The double-disc 2011 U.K. collection The Essential Whitney Houston bears some strong similarities to the 2000 U.S. set The Greatest Hits, sharing 22 of its 35 songs. And it’s not just the big hits that overlap: there are a clutch of remixes that carry over, all bunched together on the second disc just like they are on The Greatest Hits. Consequently, The Essential Whitney Houston plays much like The Greatest Hits; even if it has a handful of songs not on the 2000 collection, it covers the same territory equally well and equally entertainingly.
The Essential Mike Oldfield is a good overview of highlights from Mike Oldfield's Virgin and Warner recordings. Some of the tracks are included in their original form, while others – including, inexplicably, "Tubular Bells III" – are present in edited or remixed versions…
2011 expanded the original album to include a second disc and also rearranged the entire track order. This is the third ELO compilation that presents a chronological run-through of ELO's singles/songs. The original artwork has been slightly altered as well to differentiate from the single CD release.

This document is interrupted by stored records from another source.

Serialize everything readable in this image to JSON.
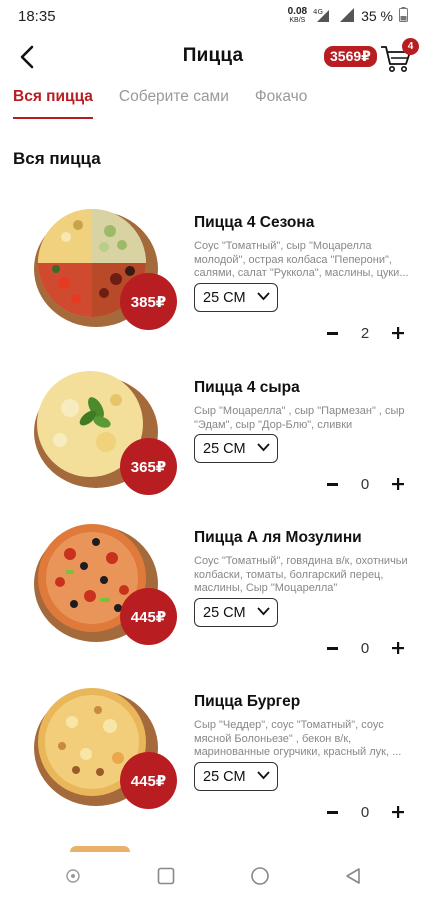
{
  "status": {
    "time": "18:35",
    "net_speed": "0.08",
    "net_unit": "KB/S",
    "network": "4G",
    "battery": "35 %"
  },
  "header": {
    "title": "Пицца",
    "cart_total": "3569₽",
    "cart_count": "4"
  },
  "tabs": [
    {
      "label": "Вся пицца",
      "active": true
    },
    {
      "label": "Соберите сами",
      "active": false
    },
    {
      "label": "Фокачо",
      "active": false
    }
  ],
  "section_title": "Вся пицца",
  "products": [
    {
      "name": "Пицца 4 Сезона",
      "description": "Соус \"Томатный\", сыр \"Моцарелла молодой\", острая колбаса \"Пеперони\", салями, салат \"Руккола\", маслины, цуки...",
      "price": "385₽",
      "size": "25 СМ",
      "qty": "2"
    },
    {
      "name": "Пицца 4 сыра",
      "description": "Сыр \"Моцарелла\" , сыр \"Пармезан\" , сыр \"Эдам\", сыр \"Дор-Блю\", сливки",
      "price": "365₽",
      "size": "25 СМ",
      "qty": "0"
    },
    {
      "name": "Пицца А ля Мозулини",
      "description": "Соус \"Томатный\", говядина в/к, охотничьи колбаски, томаты, болгарский перец, маслины, Сыр \"Моцарелла\"",
      "price": "445₽",
      "size": "25 СМ",
      "qty": "0"
    },
    {
      "name": "Пицца Бургер",
      "description": "Сыр \"Чеддер\", соус \"Томатный\", соус мясной Болоньезе\" , бекон в/к, маринованные огурчики, красный лук, ...",
      "price": "445₽",
      "size": "25 СМ",
      "qty": "0"
    }
  ],
  "colors": {
    "accent": "#b81d22",
    "muted_text": "#888888"
  },
  "icons": {
    "back": "arrow-left-icon",
    "cart": "shopping-cart-icon",
    "minus": "minus-icon",
    "plus": "plus-icon",
    "dropdown": "chevron-down-icon"
  }
}
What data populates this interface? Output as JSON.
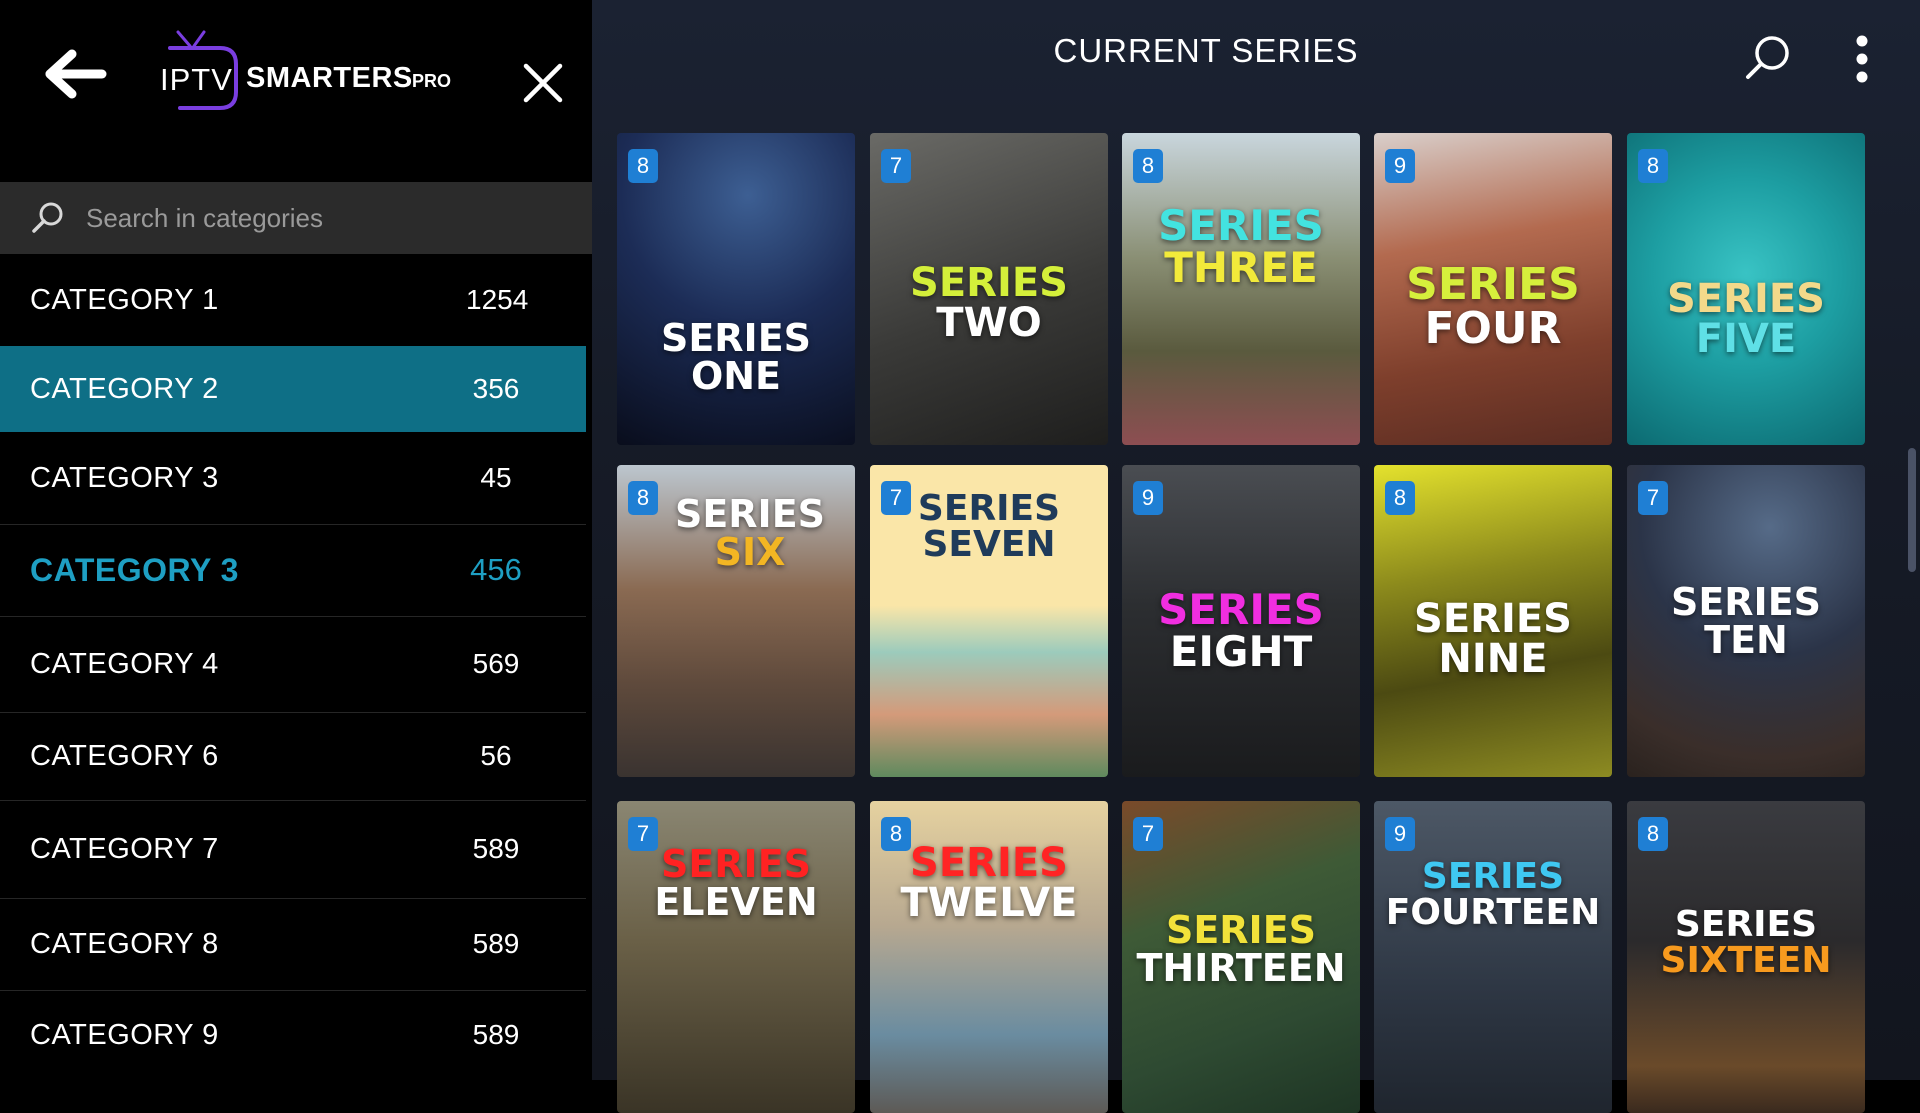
{
  "header": {
    "logo_iptv": "IPTV",
    "logo_smarters": "SMARTERS",
    "logo_pro": "PRO",
    "title": "CURRENT SERIES"
  },
  "search": {
    "placeholder": "Search in categories"
  },
  "categories": [
    {
      "label": "CATEGORY  1",
      "count": "1254"
    },
    {
      "label": "CATEGORY  2",
      "count": "356"
    },
    {
      "label": "CATEGORY  3",
      "count": "45"
    },
    {
      "label": "CATEGORY 3",
      "count": "456"
    },
    {
      "label": "CATEGORY  4",
      "count": "569"
    },
    {
      "label": "CATEGORY  6",
      "count": "56"
    },
    {
      "label": "CATEGORY  7",
      "count": "589"
    },
    {
      "label": "CATEGORY  8",
      "count": "589"
    },
    {
      "label": "CATEGORY  9",
      "count": "589"
    }
  ],
  "series": [
    {
      "badge": "8",
      "line1": "SERIES",
      "line2": "ONE",
      "c1": "#ffffff",
      "c2": "#ffffff"
    },
    {
      "badge": "7",
      "line1": "SERIES",
      "line2": "TWO",
      "c1": "#d4ef3a",
      "c2": "#ffffff"
    },
    {
      "badge": "8",
      "line1": "SERIES",
      "line2": "THREE",
      "c1": "#43e3e0",
      "c2": "#f2ea3a"
    },
    {
      "badge": "9",
      "line1": "SERIES",
      "line2": "FOUR",
      "c1": "#d6ef3c",
      "c2": "#ffffff"
    },
    {
      "badge": "8",
      "line1": "SERIES",
      "line2": "FIVE",
      "c1": "#f3d98a",
      "c2": "#5fe0e6"
    },
    {
      "badge": "8",
      "line1": "SERIES",
      "line2": "SIX",
      "c1": "#ffffff",
      "c2": "#f3b623"
    },
    {
      "badge": "7",
      "line1": "SERIES",
      "line2": "SEVEN",
      "c1": "#1f3b5a",
      "c2": "#1f3b5a"
    },
    {
      "badge": "9",
      "line1": "SERIES",
      "line2": "EIGHT",
      "c1": "#f02ee0",
      "c2": "#ffffff"
    },
    {
      "badge": "8",
      "line1": "SERIES",
      "line2": "NINE",
      "c1": "#ffffff",
      "c2": "#ffffff"
    },
    {
      "badge": "7",
      "line1": "SERIES",
      "line2": "TEN",
      "c1": "#ffffff",
      "c2": "#ffffff"
    },
    {
      "badge": "7",
      "line1": "SERIES",
      "line2": "ELEVEN",
      "c1": "#ff2222",
      "c2": "#ffffff"
    },
    {
      "badge": "8",
      "line1": "SERIES",
      "line2": "TWELVE",
      "c1": "#ff2424",
      "c2": "#ffffff"
    },
    {
      "badge": "7",
      "line1": "SERIES",
      "line2": "THIRTEEN",
      "c1": "#f2e23a",
      "c2": "#ffffff"
    },
    {
      "badge": "9",
      "line1": "SERIES",
      "line2": "FOURTEEN",
      "c1": "#3fc8f2",
      "c2": "#ffffff"
    },
    {
      "badge": "8",
      "line1": "SERIES",
      "line2": "SIXTEEN",
      "c1": "#ffffff",
      "c2": "#f79a1e"
    }
  ],
  "colors": {
    "selected": "#0e6f86",
    "accent": "#1e9fc3",
    "badge": "#1f7fd4"
  },
  "icons": {
    "back": "arrow-left-icon",
    "close": "close-icon",
    "search": "search-icon",
    "more": "more-vertical-icon",
    "logo": "tv-icon"
  }
}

Two CD edition of the Classic Rock/Soft Rock band's Essential collection containing 18 more tracks than the U.S. single disc pressing. Even in the '70s, a group made up of L.A. studio musicians was frowned upon by the music industry, but someone forgot to tell the public, who fell in love with the band's slick, AOR Pop and Toto sold millions of records over the next few decades. This double disc set features 32 tracks including 'Hold The Line', 'Africa', 'Rosanna', 'I'll Supply The Love' and many more.

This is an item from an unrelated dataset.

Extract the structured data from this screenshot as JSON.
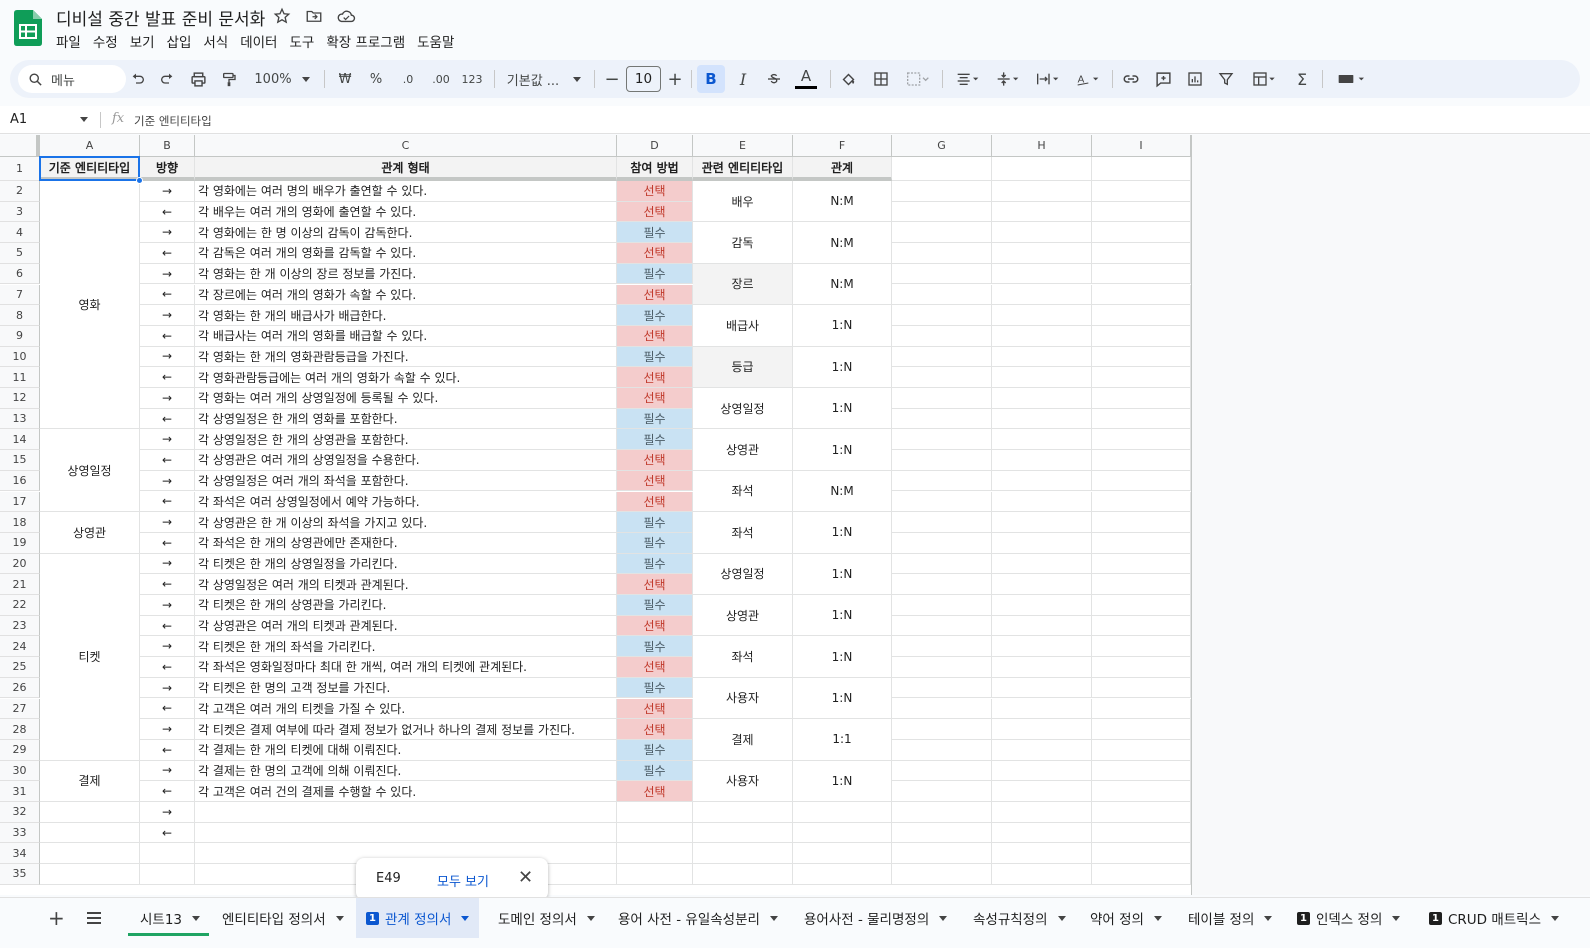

The Fab T-Birds were considered the best bar band to come out of Austin, Texas, in the late '70s. Which is saying a lot, since we're talking about a musical hotbed. Frontman and harmonica player Kim Wilson and Stevie Ray Vaughan's older brother, Jimmie Vaughan, melded together two of Austin's favorite sounds–blues and rock–scoring a major-label deal and eventually becoming the only band to be produced, at separate times, by both Rockpile leaders, Dave Edmunds and Nick Lowe. You won't find the Edmunds stuff here, nor "Tough Enough," their one Top 40 hit. Still, these tracks are taken from the group's first three Chrysalis LPs as well as their Tacoma indie-label debut, the albums most aficionados still consider their best.
This 15-track compilation focuses on the earliest sessions recorded by Etta James for Modern Records between 1955 and 1957. James was only a teenager when she first recorded for the L.A.-based label. Her youthful exuberance and powerhouse delivery still generate that initial excitement captured on these remastered versions of "The Wallflower (Roll with Me Henry)," "The Pick-Up," "W-O-M-A-N," and "Good Rockin' Daddy." This set is a great introduction to James' early raw recordings; however, it excludes a few tracks from the superior The Best of the Modern Years on Metro Blue.